The two Chouans then washed their hands, without the least haste, in a pot full of water, picked up their hats and guns, and jumped the gate, whistling the "Ballad of the Captain." Pille-Miche began to sing in a hoarse voice as he reached the field the last verses of that rustic song, their melody floating on the breeze:--

"At the first town

The Chouans
The second excerpt represents the element of Fire. It speaks of emotional influences and base passions, and is drawn from Polly of the Circus by Margaret Mayo:

swelling for her entrance.

"You ain't my MOTHER, Jim, you're my GRANDmother," she taunted; and, with a crack of her whip she was away on Bingo's back.

"It's the spirit of the dead one that's got into her," Jim mumbled as he turned away, still seeing the flash in the departing girl's eyes.

Chapter III

Polly and Bingo always made the audience "sit up" when they swept into the ring. She was so young, so gaily clad, so light and joyous in all her poses. She seemed scarcely to touch the back of the white horse, as they dashed round the ring in the glare of

The third excerpt represents the element of Water. It speaks of pure spiritual influences and feelings of love, and is drawn from Memoir of Fleeming Jenkin by Robert Louis Stevenson:

qui se passaient chez vous!

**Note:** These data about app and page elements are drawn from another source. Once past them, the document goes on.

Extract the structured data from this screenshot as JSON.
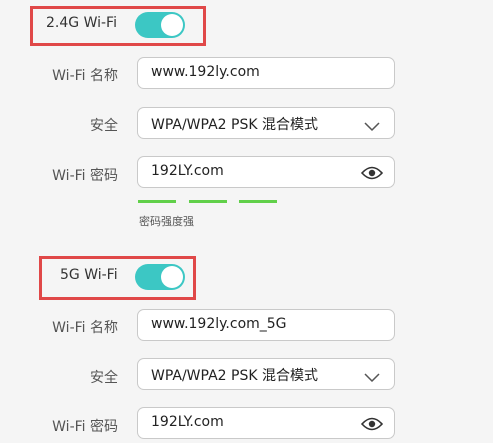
{
  "band24": {
    "label": "2.4G Wi-Fi",
    "enabled": true,
    "ssid_label": "Wi-Fi 名称",
    "ssid_value": "www.192ly.com",
    "security_label": "安全",
    "security_value": "WPA/WPA2 PSK 混合模式",
    "password_label": "Wi-Fi 密码",
    "password_value": "192LY.com",
    "strength_segments": 3,
    "strength_label": "密码强度强"
  },
  "band5": {
    "label": "5G Wi-Fi",
    "enabled": true,
    "ssid_label": "Wi-Fi 名称",
    "ssid_value": "www.192ly.com_5G",
    "security_label": "安全",
    "security_value": "WPA/WPA2 PSK 混合模式",
    "password_label": "Wi-Fi 密码",
    "password_value": "192LY.com"
  },
  "colors": {
    "toggle_on": "#3cc7c4",
    "highlight_border": "#e04848",
    "strength_strong": "#61d04a"
  },
  "icons": {
    "dropdown": "chevron-down-icon",
    "reveal_password": "eye-icon"
  }
}
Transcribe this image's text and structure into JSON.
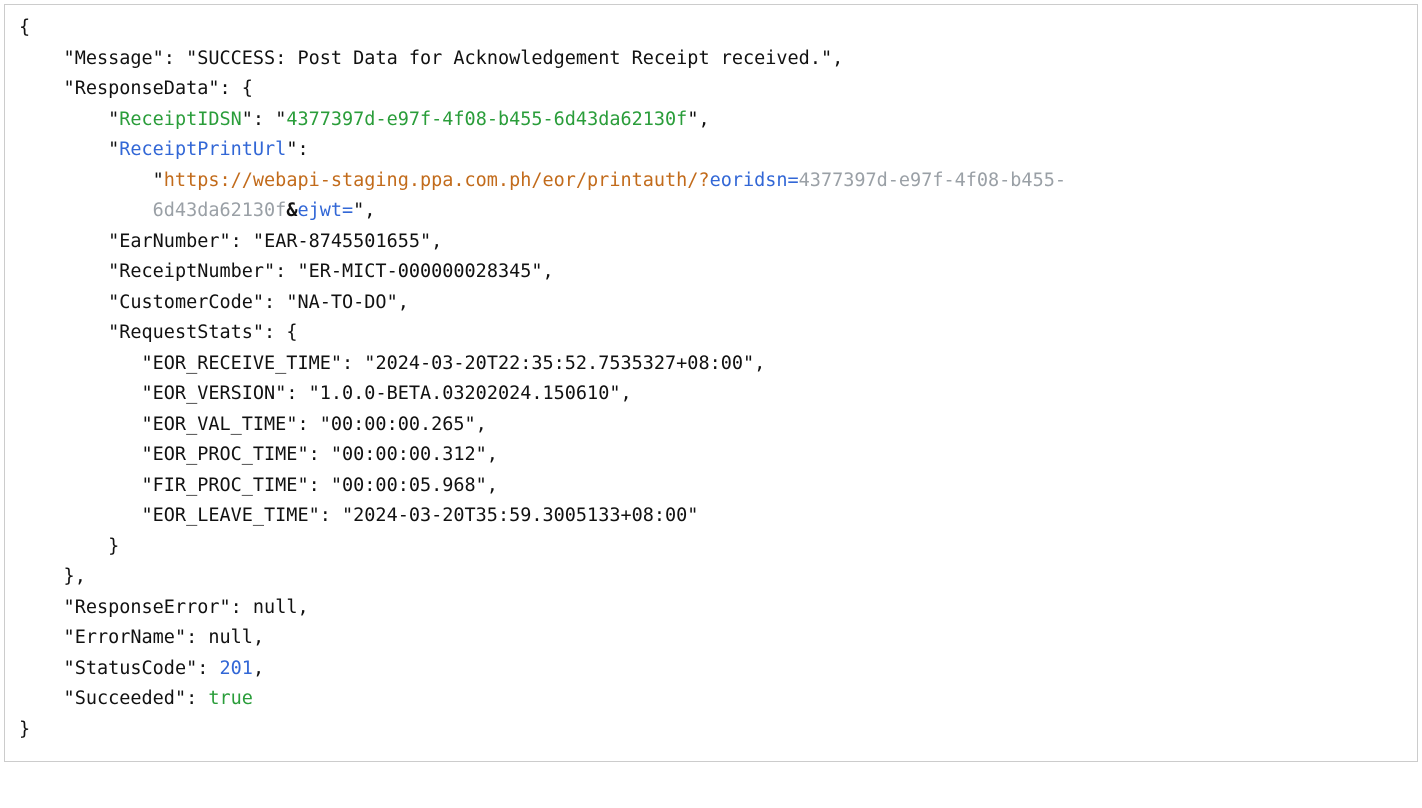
{
  "json": {
    "Message": "SUCCESS: Post Data for Acknowledgement Receipt received.",
    "ResponseData": {
      "ReceiptIDSN": "4377397d-e97f-4f08-b455-6d43da62130f",
      "ReceiptPrintUrl_base": "https://webapi-staging.ppa.com.ph/eor/printauth/?",
      "ReceiptPrintUrl_param_key": "eoridsn=",
      "ReceiptPrintUrl_param_val_line1": "4377397d-e97f-4f08-b455-",
      "ReceiptPrintUrl_param_val_line2": "6d43da62130f",
      "ReceiptPrintUrl_amp": "&",
      "ReceiptPrintUrl_param2_key": "ejwt=",
      "EarNumber": "EAR-8745501655",
      "ReceiptNumber": "ER-MICT-000000028345",
      "CustomerCode": "NA-TO-DO",
      "RequestStats": {
        "EOR_RECEIVE_TIME": "2024-03-20T22:35:52.7535327+08:00",
        "EOR_VERSION": "1.0.0-BETA.03202024.150610",
        "EOR_VAL_TIME": "00:00:00.265",
        "EOR_PROC_TIME": "00:00:00.312",
        "FIR_PROC_TIME": "00:00:05.968",
        "EOR_LEAVE_TIME": "2024-03-20T35:59.3005133+08:00"
      }
    },
    "ResponseError": "null",
    "ErrorName": "null",
    "StatusCode": "201",
    "Succeeded": "true"
  },
  "keys": {
    "Message": "Message",
    "ResponseData": "ResponseData",
    "ReceiptIDSN": "ReceiptIDSN",
    "ReceiptPrintUrl": "ReceiptPrintUrl",
    "EarNumber": "EarNumber",
    "ReceiptNumber": "ReceiptNumber",
    "CustomerCode": "CustomerCode",
    "RequestStats": "RequestStats",
    "EOR_RECEIVE_TIME": "EOR_RECEIVE_TIME",
    "EOR_VERSION": "EOR_VERSION",
    "EOR_VAL_TIME": "EOR_VAL_TIME",
    "EOR_PROC_TIME": "EOR_PROC_TIME",
    "FIR_PROC_TIME": "FIR_PROC_TIME",
    "EOR_LEAVE_TIME": "EOR_LEAVE_TIME",
    "ResponseError": "ResponseError",
    "ErrorName": "ErrorName",
    "StatusCode": "StatusCode",
    "Succeeded": "Succeeded"
  }
}
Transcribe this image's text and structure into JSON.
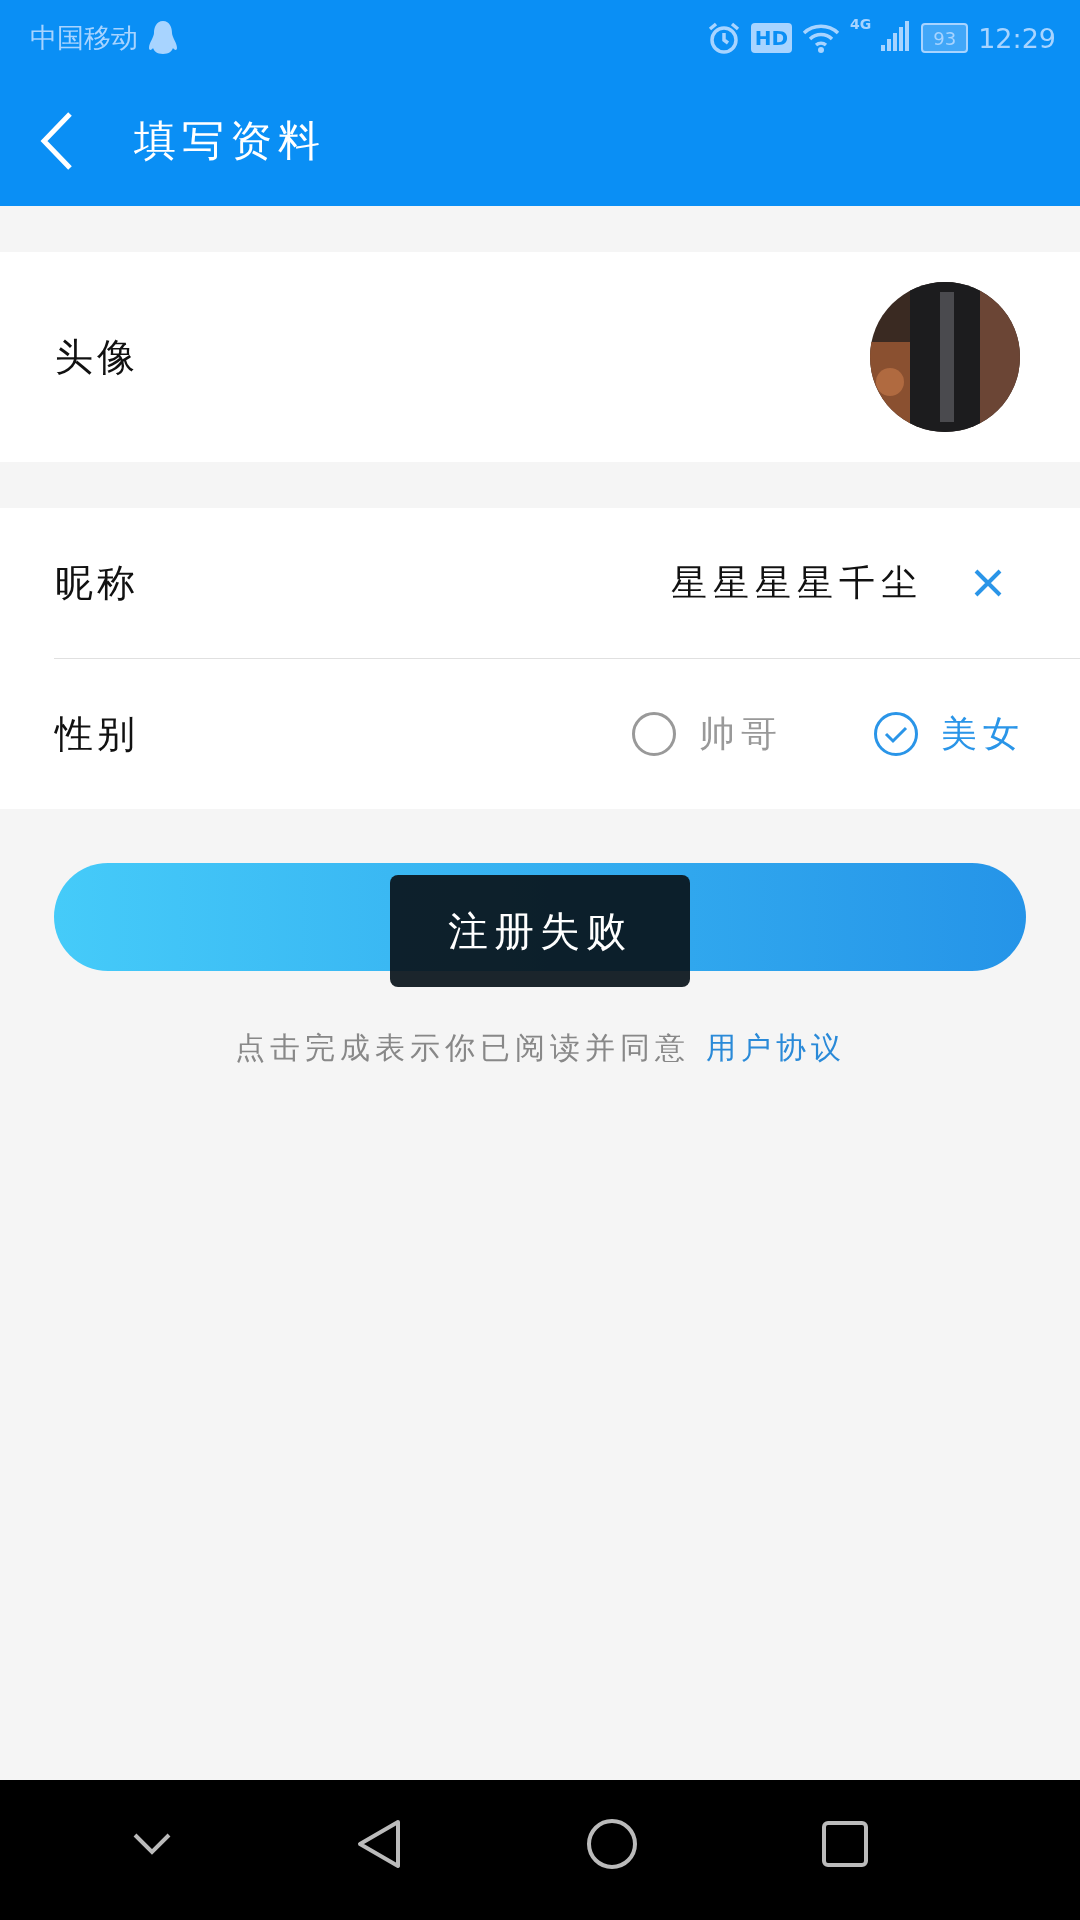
{
  "status_bar": {
    "carrier": "中国移动",
    "hd": "HD",
    "network": "4G",
    "battery": "93",
    "time": "12:29"
  },
  "header": {
    "title": "填写资料"
  },
  "avatar": {
    "label": "头像"
  },
  "nickname": {
    "label": "昵称",
    "value": "星星星星千尘"
  },
  "gender": {
    "label": "性别",
    "options": [
      {
        "label": "帅哥",
        "selected": false
      },
      {
        "label": "美女",
        "selected": true
      }
    ]
  },
  "submit": {
    "kind": "button"
  },
  "toast": {
    "text": "注册失败"
  },
  "agreement": {
    "text": "点击完成表示你已阅读并同意",
    "link": "用户协议"
  }
}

Rien de plus interessant que ces contacts qui etaient des contrastes, et que ces rencontres d'idees qui etaient des choses; rien de si attachant que les echappees de coeur ou d'esprit auxquelles ces petits conflits donnaient a tout moment cours. C'est dans ces conditions que, pendant son sejour a Paris en 1878, je conduisis un peu partout mon nouvel ami. Nous allÉmes chez Madame Edmond Adam, ou il vit passer beaucoup d'hommes politiques avec lesquels il causa. Mais c'est chez les ministres qu'il fut interesse. Le moment etait, d'ailleurs, curieux en France. Je me rappelle que, lorsque je le presentai au Ministre du Commerce, il fit cette spirituelle repartie: 'C'est la seconde

The fourth excerpt represents the element of Earth. It speaks of physical influences and the impact of the unseen on the visible world, and is drawn from The Market-Place by Harold Frederic:

straight-backed chair, with her large, capable hands on her knees.

"I believed in you as much as you'd let me," she went on, indifferently, almost wearily. "But I don't see that it mattered to you whether I did or didn't. You went your own way: you did what you wanted to do. What had I to do with it? I don't suppose I even knew what part of the world you were in more than once in two or three years. How should I know whether you were going to succeed, when I didn't even know what it was you were at? Certainly you hadn't succeeded here in London--but elsewhere you

The Market-Place